The purpose of this study was to investigate the learning style preferences and approaches to learning of international students from Asian backgrounds, and make comparisons with the learning styles of Australian students. The sample consisted of 78 newly arrived international students from Asian countries, and 110 Australian students, studying at the same university.
Two survey instruments, the Study Process Questionnaire (Biggs 1987c) and Perceptual Learning Style Preference Questionnaire (Reid 1987) were used to investigate cognitive and environmental dimensions to student learning. Descriptive statistics and multiple discriminant analyses were employed for data analysis.
No statistically significant differences were found between Asian international and Australian students in their overall `Approaches to Learning'. However, Asian international students demonstrated significantly higher use of deep motivation, surface strategies, and achieving strategies, whilst Australian students demonstrated higher use of deep strategies and surface motivation. The groups also differed significantly in their `Learning Style Preferences' in group, auditory, tactile and kinesthetic modes of learning, with the strongest difference being in group learning, supporting the notion of Asian students being more `collaborative' in their learning styles.
The findings draw attention to dimensions of learning diversity that may be present in Australian tertiary classrooms, and could have implications for teaching and management of this diversity.

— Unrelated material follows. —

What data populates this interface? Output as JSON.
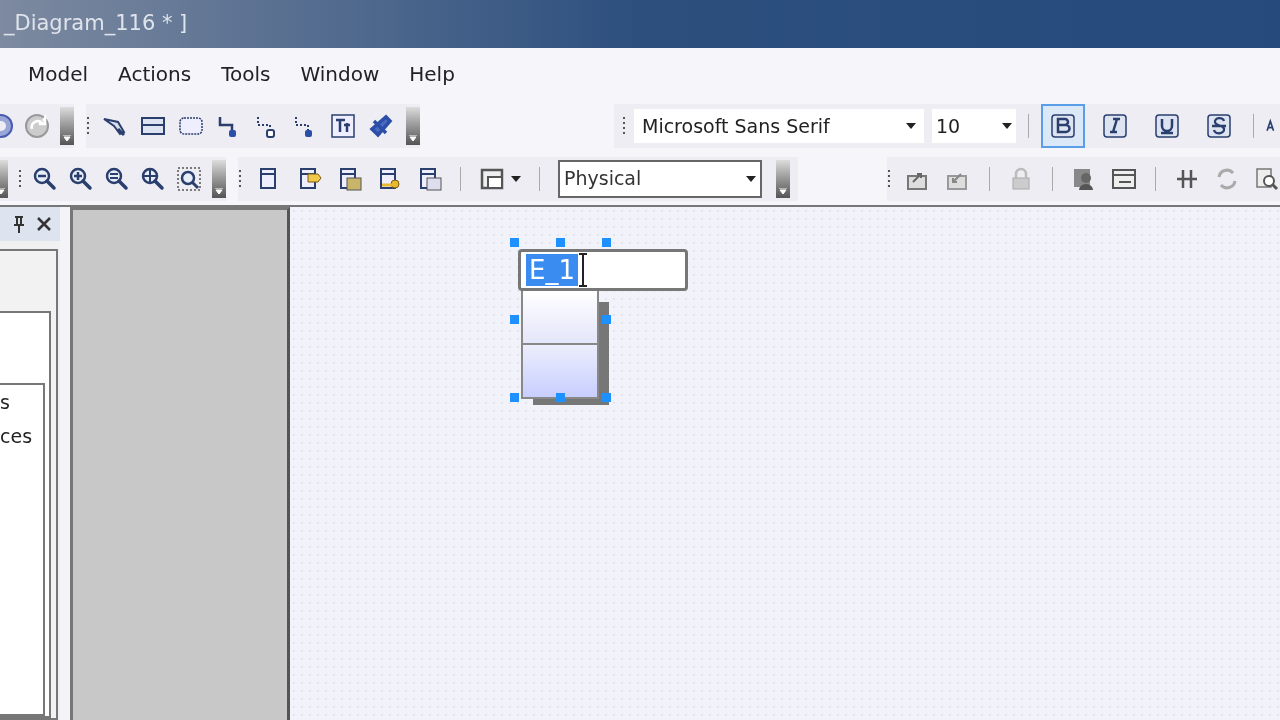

The findings may also have relevance to countries with similar `western' traditions to Australia and cross cultural student populations.